**TASK BRIEF:** Out of all the lines below, count those with the word "true". Give the number only.

===== RECORDS SHOWN =====

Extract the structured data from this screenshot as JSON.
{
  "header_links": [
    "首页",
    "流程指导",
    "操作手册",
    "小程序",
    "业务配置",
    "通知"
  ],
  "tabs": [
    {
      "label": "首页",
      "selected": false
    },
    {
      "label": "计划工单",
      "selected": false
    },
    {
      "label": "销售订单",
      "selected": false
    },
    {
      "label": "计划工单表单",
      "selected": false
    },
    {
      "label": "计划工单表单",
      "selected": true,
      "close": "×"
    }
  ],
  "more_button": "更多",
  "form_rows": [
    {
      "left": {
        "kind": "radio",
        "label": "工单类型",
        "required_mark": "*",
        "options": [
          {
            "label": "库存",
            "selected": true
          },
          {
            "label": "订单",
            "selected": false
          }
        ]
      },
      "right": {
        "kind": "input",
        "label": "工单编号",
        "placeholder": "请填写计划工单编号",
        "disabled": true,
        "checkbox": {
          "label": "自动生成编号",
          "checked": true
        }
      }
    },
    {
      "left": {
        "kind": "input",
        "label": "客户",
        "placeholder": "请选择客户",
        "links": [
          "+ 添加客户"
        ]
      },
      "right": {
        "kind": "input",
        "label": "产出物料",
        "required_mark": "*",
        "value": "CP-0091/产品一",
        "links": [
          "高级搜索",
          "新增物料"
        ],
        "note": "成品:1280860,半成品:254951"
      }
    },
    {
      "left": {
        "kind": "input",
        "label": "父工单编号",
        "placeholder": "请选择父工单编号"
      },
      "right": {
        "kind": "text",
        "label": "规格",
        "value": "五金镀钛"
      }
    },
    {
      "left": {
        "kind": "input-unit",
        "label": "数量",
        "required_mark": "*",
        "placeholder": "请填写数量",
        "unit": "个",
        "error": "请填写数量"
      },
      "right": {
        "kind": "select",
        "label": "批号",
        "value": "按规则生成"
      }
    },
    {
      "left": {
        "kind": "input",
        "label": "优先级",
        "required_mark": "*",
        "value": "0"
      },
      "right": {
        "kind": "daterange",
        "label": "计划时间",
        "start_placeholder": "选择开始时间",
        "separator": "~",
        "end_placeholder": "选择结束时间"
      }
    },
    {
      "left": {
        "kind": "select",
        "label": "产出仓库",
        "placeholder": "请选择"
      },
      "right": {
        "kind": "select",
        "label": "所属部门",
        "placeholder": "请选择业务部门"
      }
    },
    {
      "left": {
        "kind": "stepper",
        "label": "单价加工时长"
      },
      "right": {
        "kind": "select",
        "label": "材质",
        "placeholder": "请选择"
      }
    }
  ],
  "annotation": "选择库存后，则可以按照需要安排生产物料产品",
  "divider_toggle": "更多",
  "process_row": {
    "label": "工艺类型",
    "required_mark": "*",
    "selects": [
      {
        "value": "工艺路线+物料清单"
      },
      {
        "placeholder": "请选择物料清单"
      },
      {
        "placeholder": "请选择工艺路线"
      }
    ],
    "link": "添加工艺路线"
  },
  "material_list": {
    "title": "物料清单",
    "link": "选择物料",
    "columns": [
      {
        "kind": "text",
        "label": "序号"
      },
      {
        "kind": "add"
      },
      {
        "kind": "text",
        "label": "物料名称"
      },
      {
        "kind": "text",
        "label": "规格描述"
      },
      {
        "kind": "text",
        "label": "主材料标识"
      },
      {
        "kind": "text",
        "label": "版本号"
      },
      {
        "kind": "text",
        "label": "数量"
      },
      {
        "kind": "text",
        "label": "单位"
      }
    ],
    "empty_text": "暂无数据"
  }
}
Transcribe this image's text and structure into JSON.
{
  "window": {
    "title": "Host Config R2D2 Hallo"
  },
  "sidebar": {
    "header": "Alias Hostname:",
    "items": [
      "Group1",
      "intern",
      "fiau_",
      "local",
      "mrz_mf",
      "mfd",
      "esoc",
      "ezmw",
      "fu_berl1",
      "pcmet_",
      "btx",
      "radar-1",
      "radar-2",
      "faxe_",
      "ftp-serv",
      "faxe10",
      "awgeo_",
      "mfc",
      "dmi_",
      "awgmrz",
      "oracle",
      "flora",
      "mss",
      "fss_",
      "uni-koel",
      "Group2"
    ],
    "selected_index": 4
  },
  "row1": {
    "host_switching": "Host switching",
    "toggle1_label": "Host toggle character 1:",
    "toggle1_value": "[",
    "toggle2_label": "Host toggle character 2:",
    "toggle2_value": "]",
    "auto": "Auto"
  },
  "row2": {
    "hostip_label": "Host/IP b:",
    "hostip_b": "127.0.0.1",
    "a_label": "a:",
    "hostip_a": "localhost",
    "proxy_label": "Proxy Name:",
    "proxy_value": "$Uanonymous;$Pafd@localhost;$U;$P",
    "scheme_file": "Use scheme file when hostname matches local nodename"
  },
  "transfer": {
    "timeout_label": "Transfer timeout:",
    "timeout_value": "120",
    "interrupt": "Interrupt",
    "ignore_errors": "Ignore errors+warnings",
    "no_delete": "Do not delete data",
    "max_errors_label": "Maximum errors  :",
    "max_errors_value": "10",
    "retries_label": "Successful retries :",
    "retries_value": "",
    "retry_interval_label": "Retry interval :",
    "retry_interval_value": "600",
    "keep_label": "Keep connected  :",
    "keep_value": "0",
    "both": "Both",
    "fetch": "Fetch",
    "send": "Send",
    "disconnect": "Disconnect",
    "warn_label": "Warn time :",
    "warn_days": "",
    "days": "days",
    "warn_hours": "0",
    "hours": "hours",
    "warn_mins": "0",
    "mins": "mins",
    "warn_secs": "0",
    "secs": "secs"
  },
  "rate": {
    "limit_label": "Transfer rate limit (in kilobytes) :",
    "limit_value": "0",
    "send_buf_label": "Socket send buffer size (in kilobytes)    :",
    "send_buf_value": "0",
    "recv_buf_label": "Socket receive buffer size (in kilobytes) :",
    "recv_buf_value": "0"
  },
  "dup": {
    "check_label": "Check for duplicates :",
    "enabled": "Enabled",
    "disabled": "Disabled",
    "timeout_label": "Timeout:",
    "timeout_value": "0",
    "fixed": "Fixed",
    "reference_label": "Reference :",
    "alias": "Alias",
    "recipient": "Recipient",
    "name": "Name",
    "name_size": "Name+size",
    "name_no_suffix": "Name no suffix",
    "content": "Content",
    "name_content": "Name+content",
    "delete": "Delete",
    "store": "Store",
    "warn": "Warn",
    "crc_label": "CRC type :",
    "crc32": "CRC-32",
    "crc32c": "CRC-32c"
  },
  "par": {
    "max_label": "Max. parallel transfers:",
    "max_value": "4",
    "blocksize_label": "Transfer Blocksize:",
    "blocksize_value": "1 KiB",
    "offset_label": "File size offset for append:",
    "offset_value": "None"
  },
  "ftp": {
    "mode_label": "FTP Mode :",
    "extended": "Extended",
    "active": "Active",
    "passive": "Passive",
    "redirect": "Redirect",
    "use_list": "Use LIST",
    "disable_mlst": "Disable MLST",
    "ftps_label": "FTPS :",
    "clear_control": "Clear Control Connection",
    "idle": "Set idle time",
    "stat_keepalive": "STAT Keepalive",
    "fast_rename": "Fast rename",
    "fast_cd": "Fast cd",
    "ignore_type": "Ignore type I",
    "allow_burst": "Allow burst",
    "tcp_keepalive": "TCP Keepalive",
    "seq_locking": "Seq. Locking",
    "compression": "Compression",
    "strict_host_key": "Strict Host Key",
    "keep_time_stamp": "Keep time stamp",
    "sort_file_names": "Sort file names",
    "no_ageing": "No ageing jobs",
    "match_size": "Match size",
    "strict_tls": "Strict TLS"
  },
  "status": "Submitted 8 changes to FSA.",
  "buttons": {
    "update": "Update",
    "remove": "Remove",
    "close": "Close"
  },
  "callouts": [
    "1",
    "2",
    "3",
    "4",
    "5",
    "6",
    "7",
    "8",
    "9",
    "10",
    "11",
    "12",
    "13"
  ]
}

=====

**ANSWER SECTION:** 4